Why do I have so many images on my site?
The short answer is "resizes". WordPress creates 4 resizes by default for every image you upload to your site. Your theme, or other plugins you have installed, may add additional sizes to be created for each upload. So while you might look at the Media Library and think you only have 1,000 images, it is likely that you have at least 5,000. As a rough estimate, you can simply multiply the number of resizes by the number of images listed in the Media Library. To find a complete list of resizes, check the advanced settings for the EWWW Image Optimizer. And as of version 3.2, you can run a Scan from the Bulk Optimizer to find out how many images need to be optimized. Running a scan doesn't use any credits, so you can safely run it at any time to count the number of images you have left to optimize.

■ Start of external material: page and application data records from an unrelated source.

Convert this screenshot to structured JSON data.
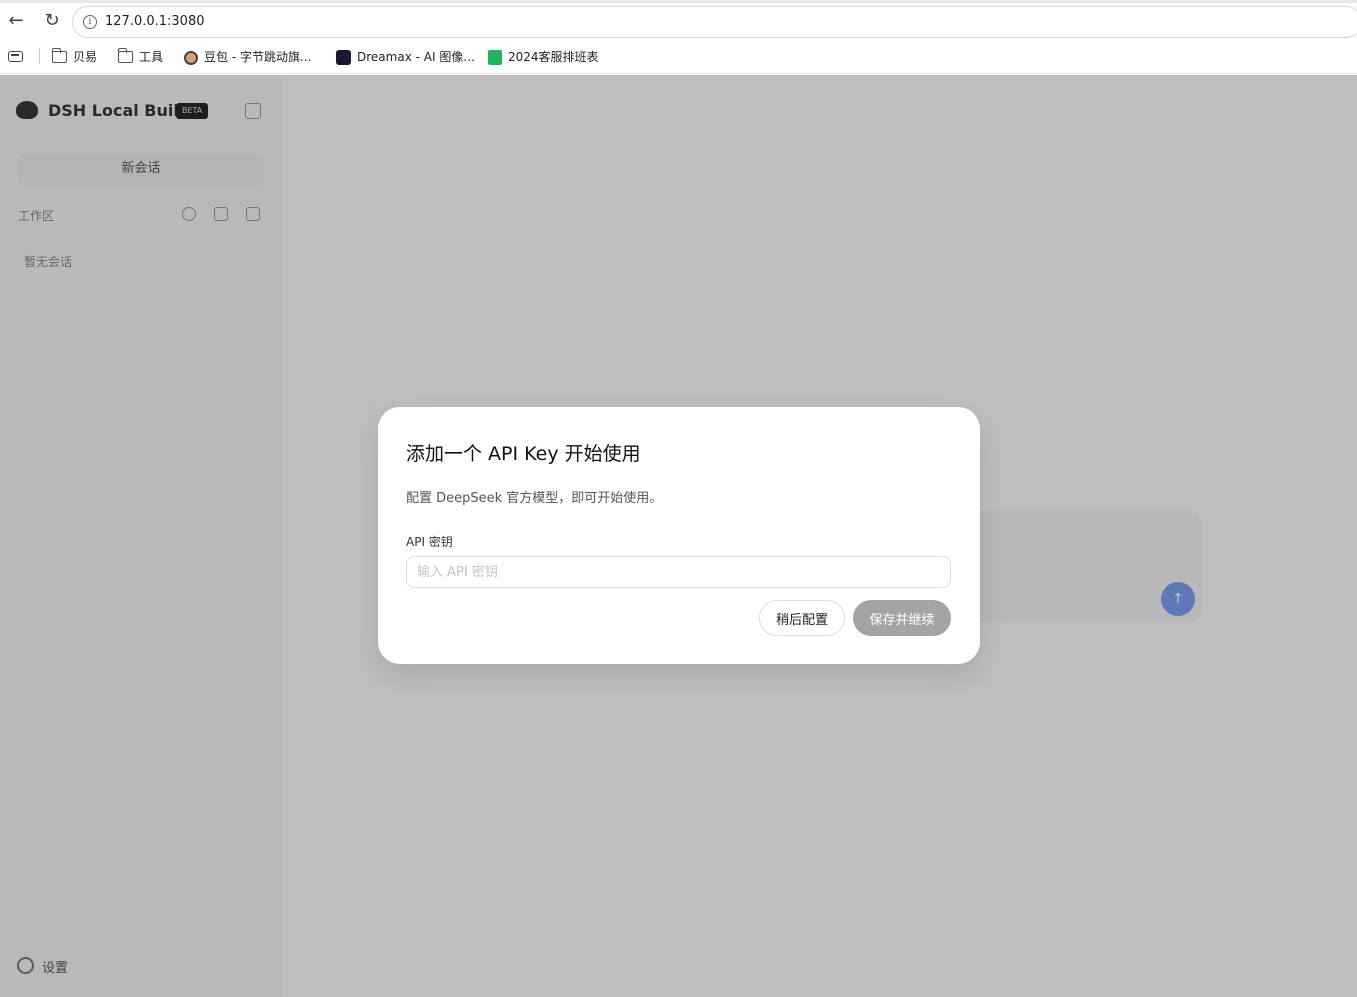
{
  "browser": {
    "url": "127.0.0.1:3080",
    "back_icon": "arrow-left-icon",
    "reload_icon": "reload-icon",
    "info_icon": "info-icon",
    "bookmarks": [
      {
        "label": "贝易",
        "icon": "folder-icon"
      },
      {
        "label": "工具",
        "icon": "folder-icon"
      },
      {
        "label": "豆包 - 字节跳动旗...",
        "icon": "doubao-favicon"
      },
      {
        "label": "Dreamax - AI 图像...",
        "icon": "dreamax-favicon"
      },
      {
        "label": "2024客服排班表",
        "icon": "sheet-favicon"
      }
    ]
  },
  "sidebar": {
    "brand": "DSH Local Build",
    "badge": "BETA",
    "new_chat": "新会话",
    "workspace_label": "工作区",
    "empty_text": "暂无会话",
    "settings_label": "设置"
  },
  "modal": {
    "title": "添加一个 API Key 开始使用",
    "description": "配置 DeepSeek 官方模型，即可开始使用。",
    "field_label": "API 密钥",
    "input_placeholder": "输入 API 密钥",
    "input_value": "",
    "later_button": "稍后配置",
    "save_button": "保存并继续"
  },
  "colors": {
    "overlay": "#000000",
    "save_button_disabled": "#a4a4a4",
    "send_button": "#7a9cf2"
  }
}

What to do when the resizes are out of control?
As the video describes, there are two purposes for the resizes that WordPress generates:
- Convenience: by automatically generating various resizes when you upload an image, you no longer need to manually scale the image prior to upload. You can simply upload your image, and insert whichever size is appropriate into your content. And if none of the sizes quite fits your theme or layout, then you can adjust the dimensions of those sizes on the WordPress media settings.
- Responsive design: WordPress 4.4 introduced the new srcset attribute, which lists various sizes of an image alongside whichever image you chose to insert in your post or page. This allows the end-user's device to choose the most appropriate size, whether it is a phone, tablet, laptop, etc.
There are 4 sizes generated by default with WordPress, but themes and plugins can add more for various layouts, eCommerce grids, galleries, widgets, etc. These can quickly add up to 10, 20, or even 30 resizes per upload. If you're not sure which sizes are being used on your site, it's time for some investigation.
The first task, is to think through all the different layouts on your site, and the various widgets that you are using. Do you have a blog page? Do the individual blog posts look different than the main blog listing? Do your pages look different than your posts? Do you have custom content, like testimonials or services that might use a different layout? Do you have a store on your site? Is there a grid view to display your products? Do the individual product pages have a special layout? Lastly, look through all your widgets, and see which ones use images.
Once you have a good feel for all the different layouts on your site, it is time to find out what images they use. It's easiest to watch the video and see how to do this, but the short version (using Google Chrome) is this:
- Visit a page or two for each unique layout.
- Right click on every image that appears to use a unique size on the page, and click Inspect.
- Hover over the image url/address in the source, and see what size it is.
- Make a note of every unique size you encounter.
- If an image has the srcset attribute, with multiple images listed, look for the dimensions of each of the images listed in the srcset.
When you have a complete list of all the sizes used on your site, there are two things you can do:
First, you might find you want to adjust the dimensions for the default WordPress sizes to make them fit your page(s) better. Then, you'll want to visit the EWWW I.O. settings page, click on the Advanced tab, and look through the full list of registered sizes. Any that you could not find on your site, can be disabled. If you disable a size from being created, and you find out you need it later, you can run a plugin like Regenerate Thumbnails to get those sizes back. If you just disabled a size from being optimized and find you need it optimized, simply uncheck the appropriate size in the advanced EWWW I.O. settings, and then run a Bulk Optimize. EWWW will scan through your images, and find the new size(s) that you enabled so that they can be optimized.